Today that ultimate measure of a community - going down to the local church hall to cast a vote in an election - is the latest ordinary action that is to be subject to ID checks. We're told this is to combat rising electoral fraud (despite the Electoral Commission repeatedly saying voter fraud is rare) - as they concluded "...there is no evidence to suggest that there have been widespread, systematic attempts to undermine or interfere with recent elections through electoral fraud." And remember that the only fraud ID checks might prevent is personation at the polling station, it doesn't prevent false registration, doesn't stop postal voting abuse, and doesn't halt voter intimidation (all of which are more serious problems).

To get this in context, there were over 50 million ballots issued in 2015 and just 34 cases of personation. There were only 481 allegtions of electoral fraud, two-thirds of which were deemed not to be offences. And we want to get Mrs Jones to produce a photo ID when she goes to the village hall in Lower Puddlebury because 0.0009% of ballots led to an allegation (0.0003% an investigation and less than 0.0001% a conviction) of electoral fraud. Worse, because Mrs Jones doesn't drive and hasn't got a passport, she'll have to go and get a special ID card to vote - all to prevent an almost imaginary problem.

We do too many ID checks. They are officious and mostly unnecessary. As conservatives we should remind those who govern us that trust is central to a good society. And that this constant checking up on people is mistrustful, undermines community and is bad for society.



Anonymous said...

If you believe the Electoral Commission's stance that voting fraud is rare, you've obviously not checked in your own back-yard of Keighley - the anomalies in recent voting data are simply staggering, but if you don't look, you won't find, so maybe you don't really want to find it.

I have, with some reluctance, now come to the view that a national ID process (with associated ID card) is now necessary - avoiding doing it simply creates inefficiency and inconsistency everywhere. I would prefer it not to be necessary but I'm not the one imitating an ostrich, I'm the one who's being a realist.
That chocolate-box image of mutual trust no longer applies, the electoral system in Keighley proves it, if you could ever be bothered (or brave enough) to look.

Anonymous said...

He is, at least, brave enough to put his name to his written opinion...

Mark Wadsworth said...

Well that's the thing.

A 'sense of community' is important. But the few fraudsters, postal voting fraud, NHS tourists etc, destroy the 'sense of community' for others.

I am aware these things are statistically irrelevant and do not really bother me, but they bother other people a lot.

So in some ways, ID requirements enhance the sense of community (you know that all votes cast are legit; that there is less NHS freeloading) as much as they reduce it (when a bureaucrat who knows you personally demands photo ID).

Clearly, shops asking for proof of age if you want to buy booze or fags is ridiculous, but those are private operators, and the 16-year old chancer's cash is as good as mine at the fags counter, fair play to the lad or lass for trying. I'd object if the same 16-year old rocked up at the polling station and cast a vote.

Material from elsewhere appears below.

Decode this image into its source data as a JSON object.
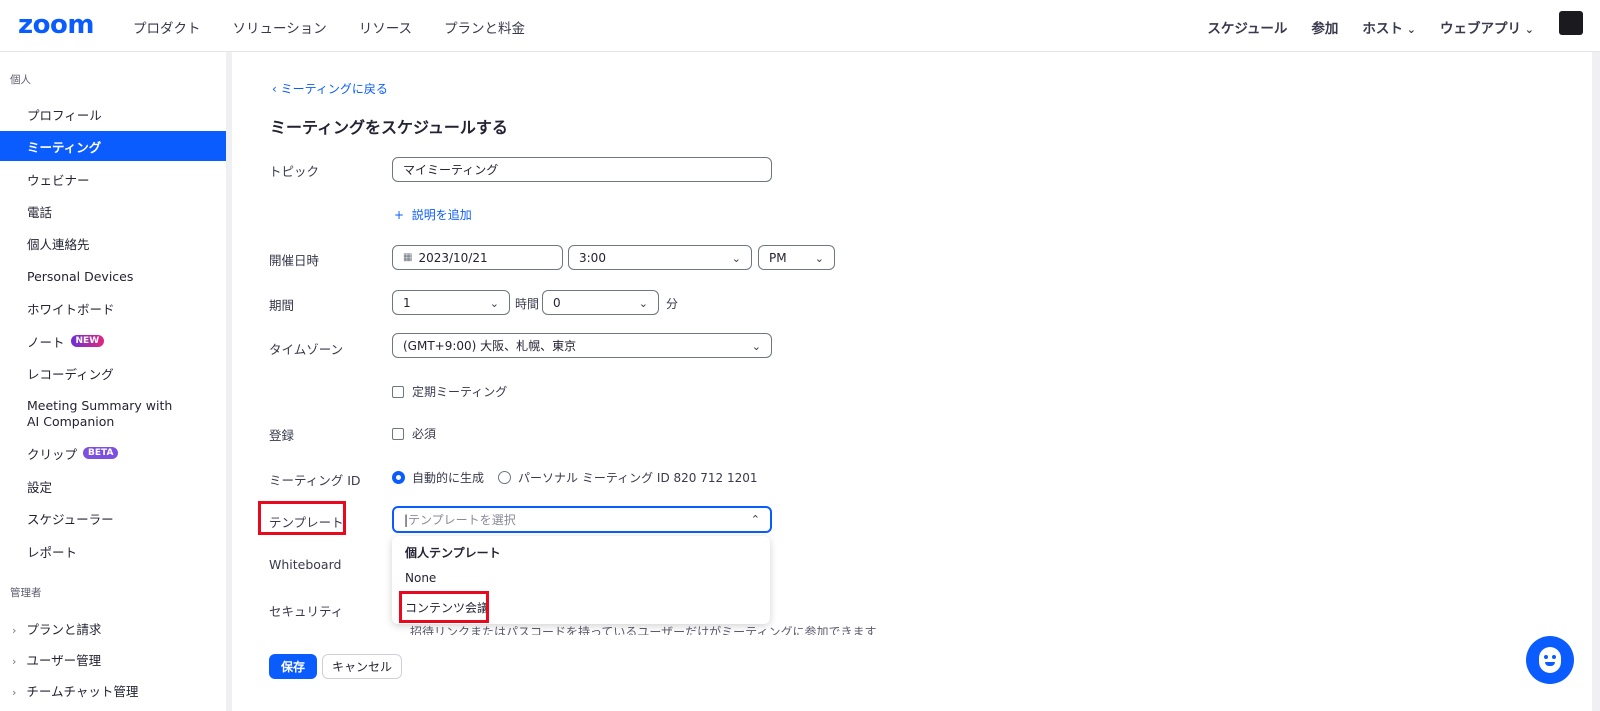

Curmudgeon said...

Shouldn't the need for voter ID be judged on an assessment of the level of electoral fraud rather than being seen as an absolute. I presume you're not advocating scrapping it in Northern Ireland?

Although I'd say the abuse of postal voting is a much bigger problem in Great Britain.

Anonymous said...

Ah, Northern Ireland - the place which originated the truthful old slogan "Vote Early and Vote Often".

Now replaced in some parts of the UK mainland by "Vote Postal, Vote Proxy and Vote Often".

(The names of those parts are not provided here in order to avoid addressing sensitive issues - sleeping dogs do enjoy a good lie-down, apparently).